Greenland’s farmers are planting strawberries this year. It’s an odd choice for agriculturalists on an almost uninhabitable glacial island, but for the last few years more and more of the country has been opening up to farming and oil exploration. It means an economic boom for Greenland in the short term, but Greenlanders know that while they watch their glaciers melt and the sea level rise, their prosperity is finite. They are the easy case study for climate change.
Back in San Francisco, Earth Day is around the corner April 22. The Civic Center U.N. Plaza will host the fourth annual Earth Day Call to Action celebration with a handful of authors, environmentalists, musicians, chefs, designers and educators in an attempt to mobilize San Franciscans to be more Earth conscious and treat every day like Earth Day.
Now, treating every day like Earth Day is the most important thing. At a point where climate change is undeniable, we don’t question if the oceans will rise and force humanity to retreat inland but instead “how fast?” We have to do all we can each day to slow our impact on the only habitable planet we’ve ever discovered.
“Think globally, act locally,” goes the old activist adage. While we can huff and puff about Greenland melting and the sad necessity of clean air stations in China, nothing seemed quite as disgusting as standing on the top of Mt. Tamalpais during winter break and realizing that the heavy shroud over the whole Bay Area wasn’t Karl, our beloved fog, but the filth that we’d hung in the high pressure system drought that we created.
Living like every day is Earth Day isn’t that hard in the Bay Area. Public transit in the city is hyperfunctional compared to where most of us came from — looking at you, Southern California — and Muni’s use of hybrid and electric vehicles makes a huge difference. Even better, take advantage of San Francisco’s 65 miles of bicycle lanes or hoof it in the city that walkscore.com ranked the second-most walkable city in the United States.
Now, maybe you’re not from here. Congratulations, San Francisco is a hell of a town, and in the same way that Southern Californians love their sunshine, San Franciscans love the aforementioned Karl. But Karl the Fog is cold, so bundle up. Running the heater from November until July might be toasty, but once you realize that you can be just as warm on your couch in a light sweater, you can put a deep cut in your carbon footprint — and your electric bill.
Take the extra split second it takes to separate your recyclable coffee cup lid from your compostable coffee cup at school and make sure to sort your trash at home.
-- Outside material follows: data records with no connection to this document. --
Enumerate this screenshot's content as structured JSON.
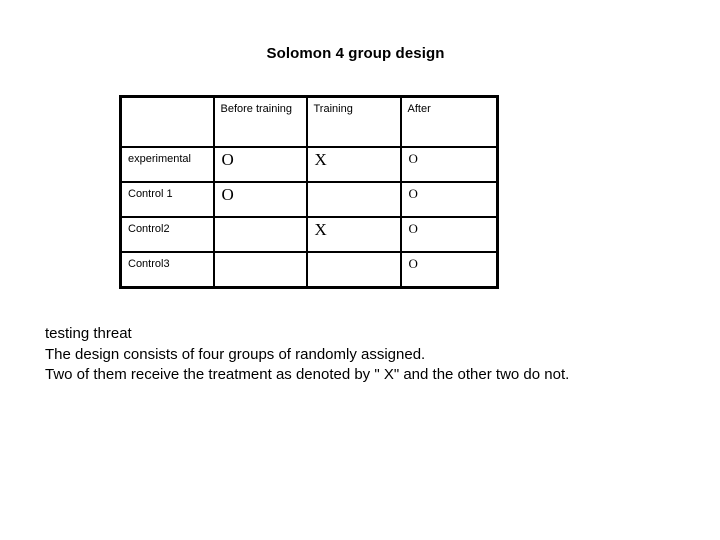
{
  "slide": {
    "title": "Solomon 4 group design"
  },
  "table": {
    "columns": [
      "",
      "Before training",
      "Training",
      "After"
    ],
    "rows": [
      {
        "label": "experimental",
        "before": "O",
        "training": "X",
        "after": "O"
      },
      {
        "label": "Control 1",
        "before": "O",
        "training": "",
        "after": "O"
      },
      {
        "label": "Control2",
        "before": "",
        "training": "X",
        "after": "O"
      },
      {
        "label": "Control3",
        "before": "",
        "training": "",
        "after": "O"
      }
    ]
  },
  "body": {
    "lines": [
      "testing threat",
      "The design consists of four groups of randomly assigned.",
      "Two of them receive the treatment as denoted by \" X\" and the other two do not."
    ]
  },
  "colors": {
    "background": "#ffffff",
    "text": "#000000",
    "border": "#000000"
  }
}
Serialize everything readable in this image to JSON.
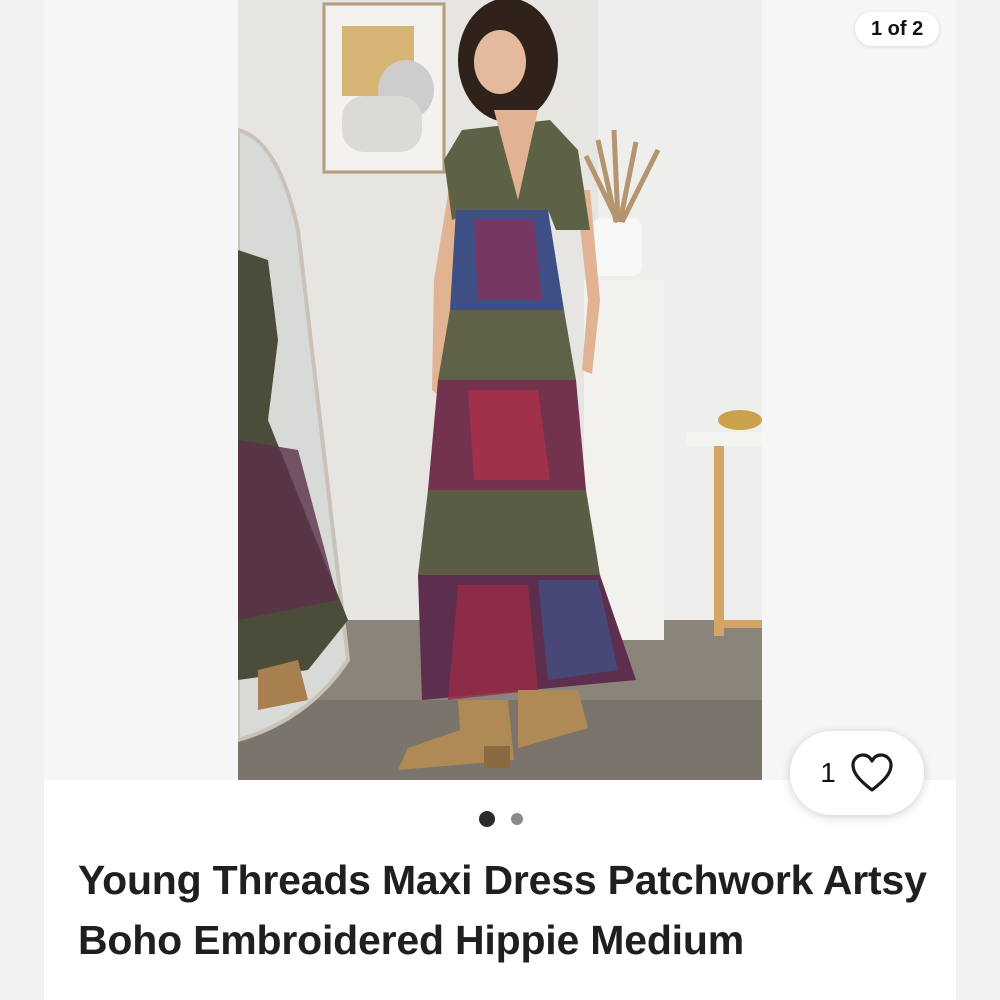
{
  "gallery": {
    "counter": "1 of 2",
    "current_page": 1,
    "total_pages": 2
  },
  "likes": {
    "count": "1"
  },
  "listing": {
    "title": "Young Threads Maxi Dress Patchwork Artsy Boho Embroidered Hippie Medium"
  },
  "icons": {
    "like": "heart-outline-icon"
  },
  "colors": {
    "active_dot": "#2b2b2b",
    "inactive_dot": "#8a8a8a"
  }
}
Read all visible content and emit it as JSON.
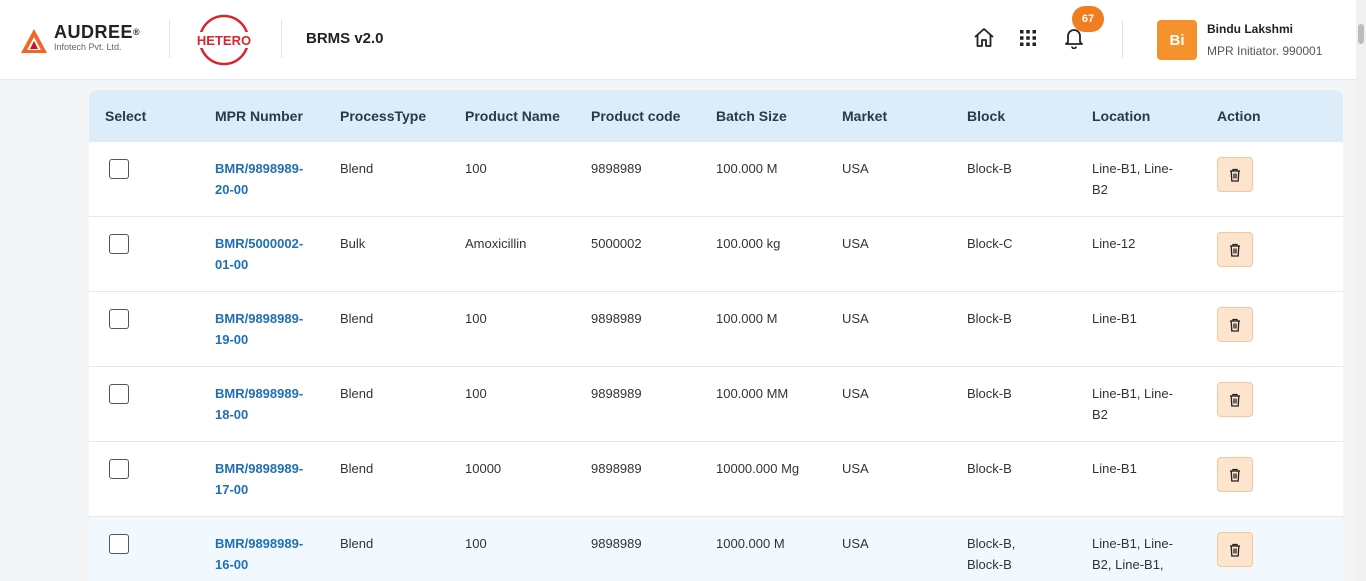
{
  "brand": {
    "name": "AUDREE",
    "reg": "®",
    "sub": "Infotech Pvt. Ltd."
  },
  "partner": {
    "logo_text": "HETERO"
  },
  "app": {
    "title": "BRMS v2.0"
  },
  "notifications": {
    "count": "67"
  },
  "user": {
    "initials": "Bi",
    "name": "Bindu Lakshmi",
    "role": "MPR Initiator. 990001"
  },
  "colors": {
    "accent": "#f07e20",
    "header_bg": "#dcecf8",
    "link": "#1f6fb5",
    "delete_bg": "#fde4cc"
  },
  "table": {
    "headers": {
      "select": "Select",
      "mpr": "MPR Number",
      "process": "ProcessType",
      "product": "Product Name",
      "code": "Product code",
      "batch": "Batch Size",
      "market": "Market",
      "block": "Block",
      "location": "Location",
      "action": "Action"
    },
    "rows": [
      {
        "mpr": "BMR/9898989-20-00",
        "process": "Blend",
        "product": "100",
        "code": "9898989",
        "batch": "100.000 M",
        "market": "USA",
        "block": "Block-B",
        "location": "Line-B1, Line-B2"
      },
      {
        "mpr": "BMR/5000002-01-00",
        "process": "Bulk",
        "product": "Amoxicillin",
        "code": "5000002",
        "batch": "100.000 kg",
        "market": "USA",
        "block": "Block-C",
        "location": "Line-12"
      },
      {
        "mpr": "BMR/9898989-19-00",
        "process": "Blend",
        "product": "100",
        "code": "9898989",
        "batch": "100.000 M",
        "market": "USA",
        "block": "Block-B",
        "location": "Line-B1"
      },
      {
        "mpr": "BMR/9898989-18-00",
        "process": "Blend",
        "product": "100",
        "code": "9898989",
        "batch": "100.000 MM",
        "market": "USA",
        "block": "Block-B",
        "location": "Line-B1, Line-B2"
      },
      {
        "mpr": "BMR/9898989-17-00",
        "process": "Blend",
        "product": "10000",
        "code": "9898989",
        "batch": "10000.000 Mg",
        "market": "USA",
        "block": "Block-B",
        "location": "Line-B1"
      },
      {
        "mpr": "BMR/9898989-16-00",
        "process": "Blend",
        "product": "100",
        "code": "9898989",
        "batch": "1000.000 M",
        "market": "USA",
        "block": "Block-B, Block-B",
        "location": "Line-B1, Line-B2, Line-B1,"
      }
    ]
  }
}
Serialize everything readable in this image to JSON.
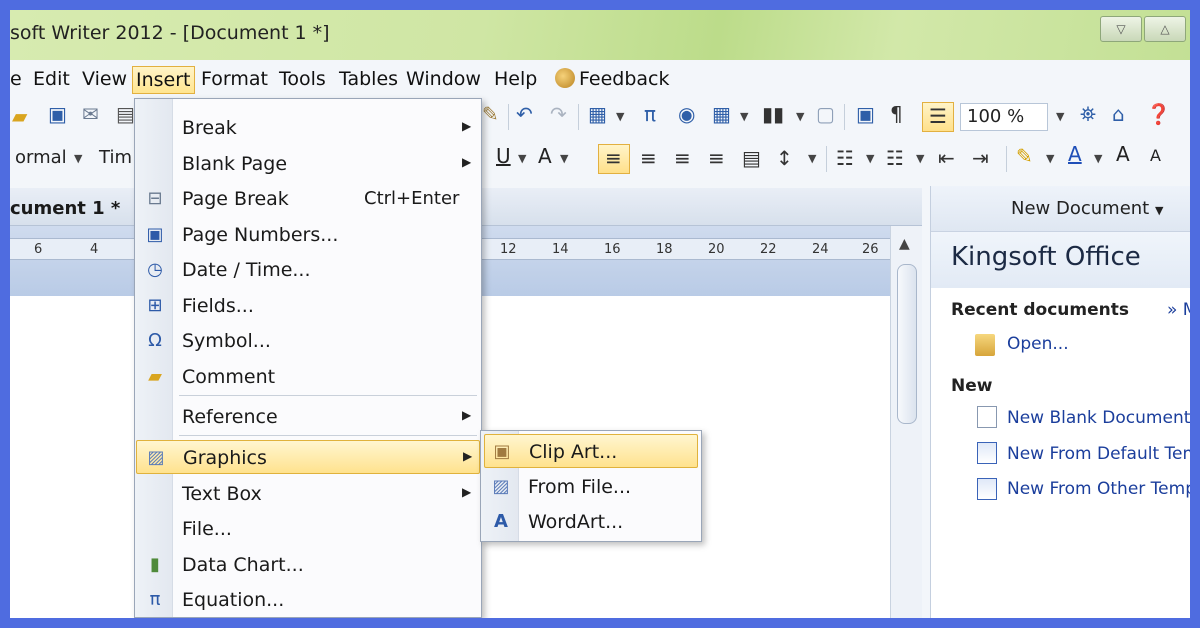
{
  "window": {
    "title": "soft Writer 2012 - [Document 1 *]",
    "minimize_icon": "▽",
    "restore_icon": "△"
  },
  "menubar": {
    "items": [
      "e",
      "Edit",
      "View",
      "Insert",
      "Format",
      "Tools",
      "Tables",
      "Window",
      "Help"
    ],
    "feedback": "Feedback",
    "active": "Insert"
  },
  "toolbar": {
    "zoom": "100 %",
    "style": "ormal",
    "font": "Tim"
  },
  "document": {
    "tab_name": "cument 1 *",
    "ruler_ticks": [
      "6",
      "4",
      "12",
      "14",
      "16",
      "18",
      "20",
      "22",
      "24",
      "26"
    ]
  },
  "insert_menu": {
    "items": [
      {
        "label": "Break",
        "submenu": true,
        "icon": "none"
      },
      {
        "label": "Blank Page",
        "submenu": true,
        "icon": "none"
      },
      {
        "label": "Page Break",
        "shortcut": "Ctrl+Enter",
        "icon": "page-break-icon"
      },
      {
        "label": "Page Numbers...",
        "icon": "page-numbers-icon"
      },
      {
        "label": "Date / Time...",
        "icon": "date-time-icon"
      },
      {
        "label": "Fields...",
        "icon": "fields-icon"
      },
      {
        "label": "Symbol...",
        "icon": "omega-icon"
      },
      {
        "label": "Comment",
        "icon": "comment-icon"
      },
      {
        "label": "Reference",
        "submenu": true,
        "icon": "none"
      },
      {
        "label": "Graphics",
        "submenu": true,
        "icon": "graphics-icon",
        "highlighted": true
      },
      {
        "label": "Text Box",
        "submenu": true,
        "icon": "none"
      },
      {
        "label": "File...",
        "icon": "none"
      },
      {
        "label": "Data Chart...",
        "icon": "bar-chart-icon"
      },
      {
        "label": "Equation...",
        "icon": "pi-icon"
      }
    ]
  },
  "graphics_submenu": {
    "items": [
      {
        "label": "Clip Art...",
        "icon": "clip-art-icon",
        "highlighted": true
      },
      {
        "label": "From File...",
        "icon": "picture-icon"
      },
      {
        "label": "WordArt...",
        "icon": "wordart-icon"
      }
    ]
  },
  "task_pane": {
    "header": "New Document",
    "brand": "Kingsoft Office",
    "recent_title": "Recent documents",
    "more": "» M",
    "open": "Open...",
    "new_title": "New",
    "new_blank": "New Blank Document",
    "new_default": "New From Default Tem",
    "new_other": "New From Other Temp"
  }
}
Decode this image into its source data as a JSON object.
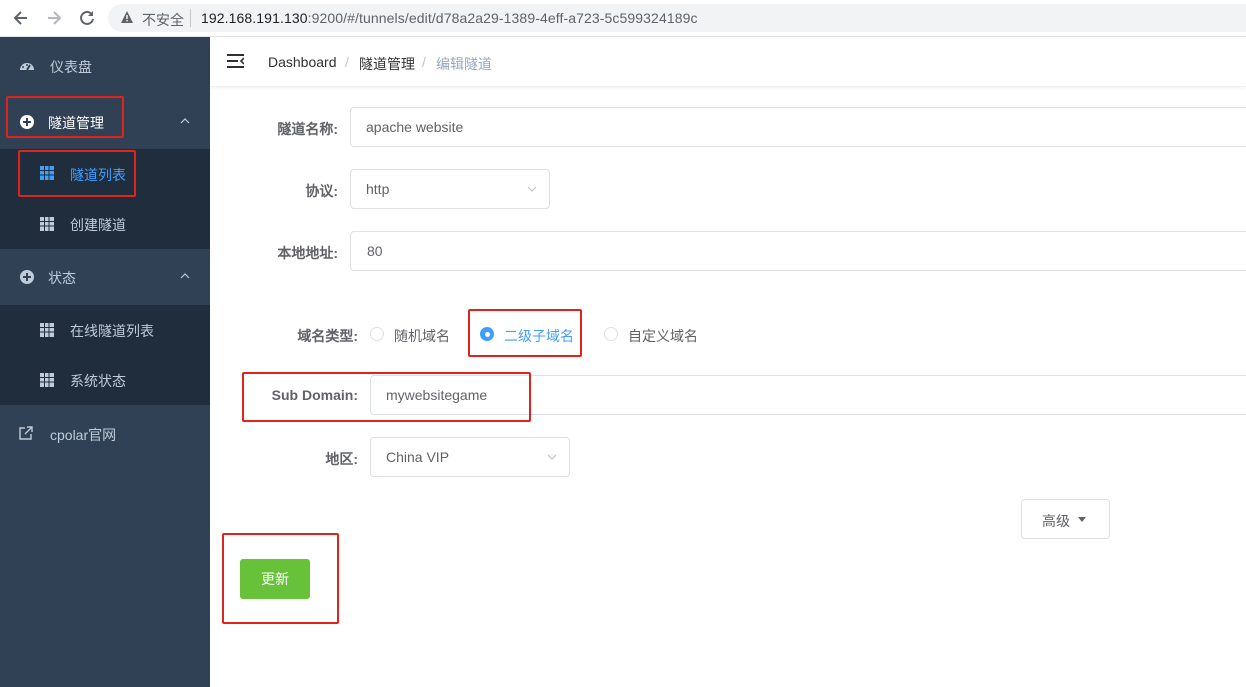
{
  "browser": {
    "back_icon": "arrow-left-icon",
    "forward_icon": "arrow-right-icon",
    "reload_icon": "reload-icon",
    "security_label": "不安全",
    "url_host": "192.168.191.130",
    "url_rest": ":9200/#/tunnels/edit/d78a2a29-1389-4eff-a723-5c599324189c"
  },
  "sidebar": {
    "items": [
      {
        "label": "仪表盘",
        "icon": "dashboard-icon"
      },
      {
        "label": "隧道管理",
        "icon": "circle-plus-icon"
      },
      {
        "label": "隧道列表",
        "icon": "grid-icon"
      },
      {
        "label": "创建隧道",
        "icon": "grid-icon"
      },
      {
        "label": "状态",
        "icon": "circle-plus-icon"
      },
      {
        "label": "在线隧道列表",
        "icon": "grid-icon"
      },
      {
        "label": "系统状态",
        "icon": "grid-icon"
      },
      {
        "label": "cpolar官网",
        "icon": "external-link-icon"
      }
    ]
  },
  "breadcrumb": {
    "items": [
      "Dashboard",
      "隧道管理",
      "编辑隧道"
    ],
    "separator": "/"
  },
  "form": {
    "name_label": "隧道名称:",
    "name_value": "apache website",
    "protocol_label": "协议:",
    "protocol_value": "http",
    "local_label": "本地地址:",
    "local_value": "80",
    "domain_type_label": "域名类型:",
    "domain_options": [
      "随机域名",
      "二级子域名",
      "自定义域名"
    ],
    "domain_selected": "二级子域名",
    "subdomain_label": "Sub Domain:",
    "subdomain_value": "mywebsitegame",
    "region_label": "地区:",
    "region_value": "China VIP",
    "advanced_label": "高级",
    "update_label": "更新"
  },
  "colors": {
    "sidebar_bg": "#304156",
    "sidebar_sub_bg": "#1f2d3d",
    "accent": "#409eff",
    "success": "#67c23a",
    "highlight_box": "#e0231d"
  }
}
Repair your broken furniture, appliances, electronics rather than buying new ones. Being environmentally conscious is much cheaper.
It’s important to be aware of our impact on our planet. Considering that out of the approximate 1,800 planets that we know of, it is the only one we think is capable of supporting life as we know it. It’s nice to be reminded of our responsibility once a year, but we need to start acting like every day is Earth Day.